_Task statement:_ When a line below contains the word "value", copy that line.

Web page and app entries
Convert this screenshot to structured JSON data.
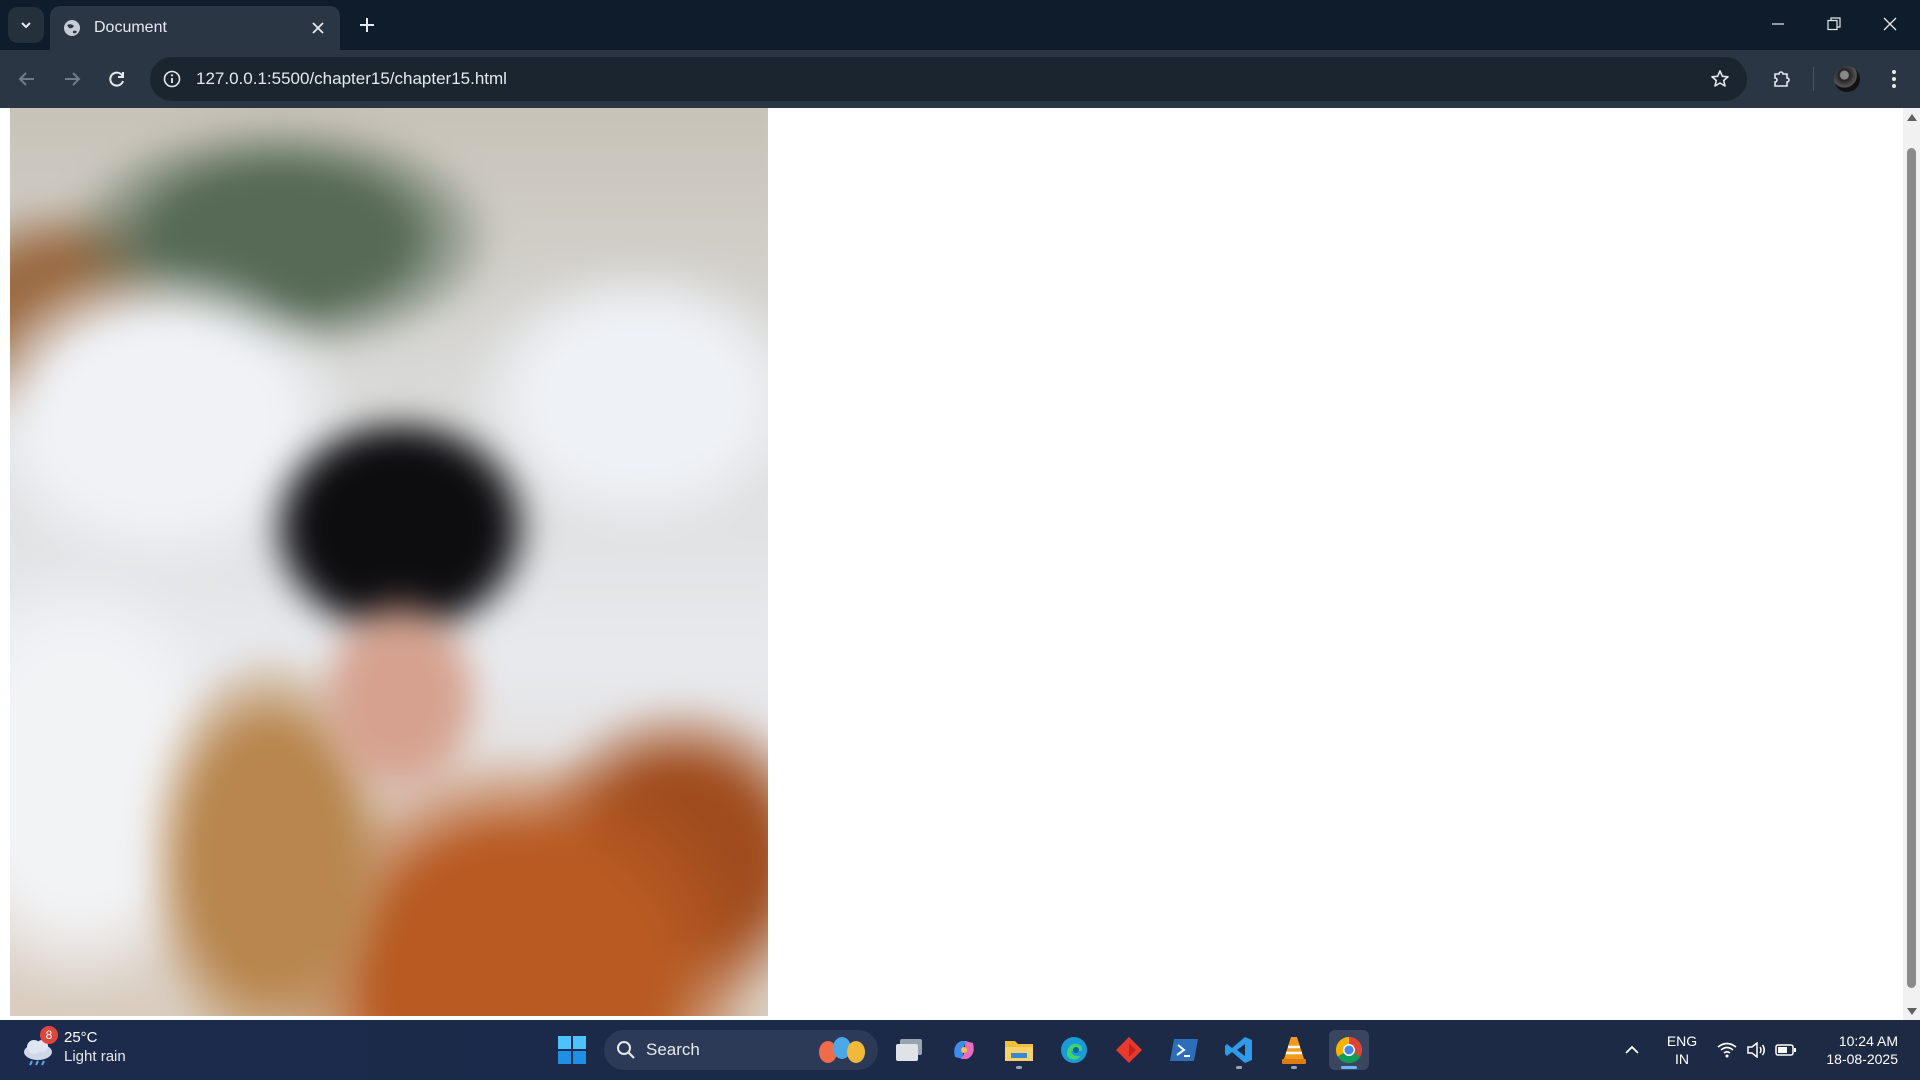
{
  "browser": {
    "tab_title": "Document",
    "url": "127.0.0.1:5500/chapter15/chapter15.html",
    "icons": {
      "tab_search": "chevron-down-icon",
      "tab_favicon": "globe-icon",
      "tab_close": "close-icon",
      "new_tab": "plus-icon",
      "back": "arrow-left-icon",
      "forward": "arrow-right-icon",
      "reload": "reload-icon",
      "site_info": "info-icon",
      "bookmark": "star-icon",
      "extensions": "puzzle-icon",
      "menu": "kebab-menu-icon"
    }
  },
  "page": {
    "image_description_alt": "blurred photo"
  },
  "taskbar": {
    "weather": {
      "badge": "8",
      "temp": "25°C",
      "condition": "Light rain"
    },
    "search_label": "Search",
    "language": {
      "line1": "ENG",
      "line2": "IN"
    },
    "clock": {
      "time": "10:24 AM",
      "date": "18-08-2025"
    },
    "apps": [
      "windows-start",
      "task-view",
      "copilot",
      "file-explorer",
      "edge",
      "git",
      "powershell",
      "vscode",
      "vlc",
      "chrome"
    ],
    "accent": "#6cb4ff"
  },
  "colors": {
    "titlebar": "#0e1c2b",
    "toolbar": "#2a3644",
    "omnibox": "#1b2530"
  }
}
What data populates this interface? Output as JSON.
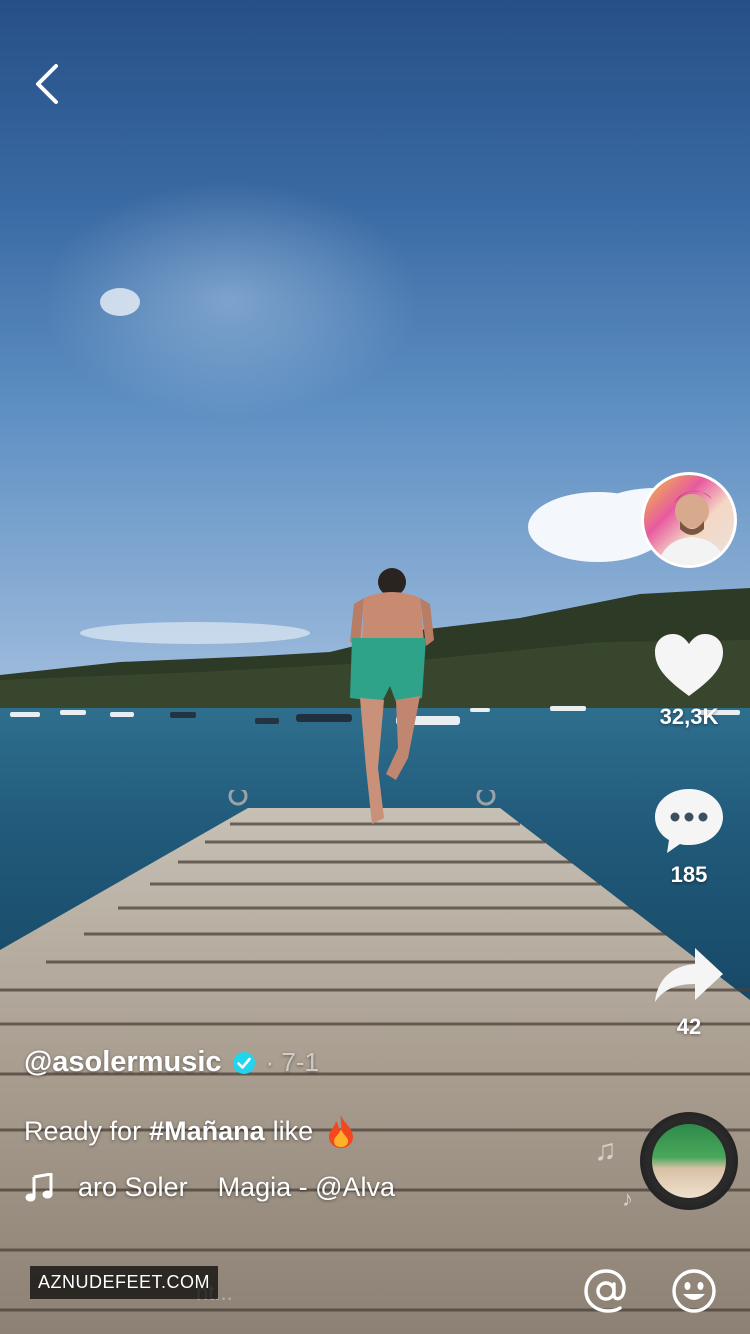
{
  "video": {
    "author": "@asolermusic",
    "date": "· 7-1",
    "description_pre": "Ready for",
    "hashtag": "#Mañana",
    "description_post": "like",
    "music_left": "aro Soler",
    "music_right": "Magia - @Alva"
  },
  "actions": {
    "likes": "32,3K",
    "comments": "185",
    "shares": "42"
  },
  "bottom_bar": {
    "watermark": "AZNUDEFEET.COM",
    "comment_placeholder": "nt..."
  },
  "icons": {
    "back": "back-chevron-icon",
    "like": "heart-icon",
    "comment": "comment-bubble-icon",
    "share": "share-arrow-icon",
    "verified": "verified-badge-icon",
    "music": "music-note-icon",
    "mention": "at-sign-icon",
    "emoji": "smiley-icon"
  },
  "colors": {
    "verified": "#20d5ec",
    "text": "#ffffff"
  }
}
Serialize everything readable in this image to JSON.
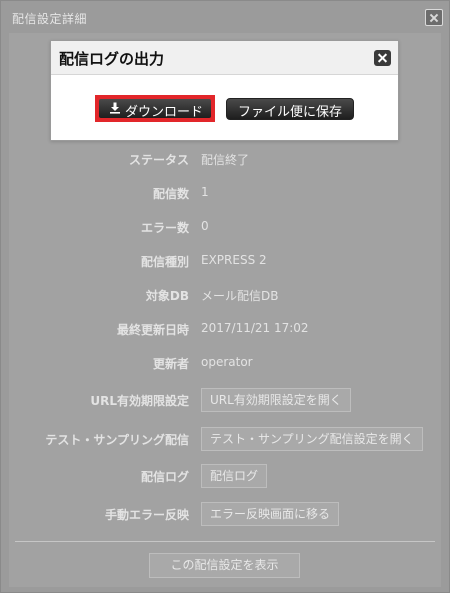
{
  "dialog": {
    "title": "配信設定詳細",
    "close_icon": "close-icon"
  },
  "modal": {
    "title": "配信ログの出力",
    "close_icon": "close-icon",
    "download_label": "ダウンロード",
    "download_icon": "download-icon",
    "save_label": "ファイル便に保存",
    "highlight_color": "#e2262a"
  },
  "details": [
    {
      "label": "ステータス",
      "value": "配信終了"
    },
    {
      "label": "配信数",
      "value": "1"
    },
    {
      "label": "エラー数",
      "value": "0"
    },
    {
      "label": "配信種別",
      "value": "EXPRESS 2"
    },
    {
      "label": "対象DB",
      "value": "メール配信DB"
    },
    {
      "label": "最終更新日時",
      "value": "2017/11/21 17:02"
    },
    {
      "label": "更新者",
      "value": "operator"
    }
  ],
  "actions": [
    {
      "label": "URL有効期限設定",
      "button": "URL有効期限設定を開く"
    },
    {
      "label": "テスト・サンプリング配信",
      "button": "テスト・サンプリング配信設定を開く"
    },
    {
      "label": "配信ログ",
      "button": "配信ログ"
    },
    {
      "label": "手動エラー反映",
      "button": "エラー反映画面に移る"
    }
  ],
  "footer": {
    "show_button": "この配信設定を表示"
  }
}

_Written reply:_
      "value": "配信終了"
      "value": "1"
      "value": "0"
      "value": "EXPRESS 2"
      "value": "メール配信DB"
      "value": "2017/11/21 17:02"
      "value": "operator"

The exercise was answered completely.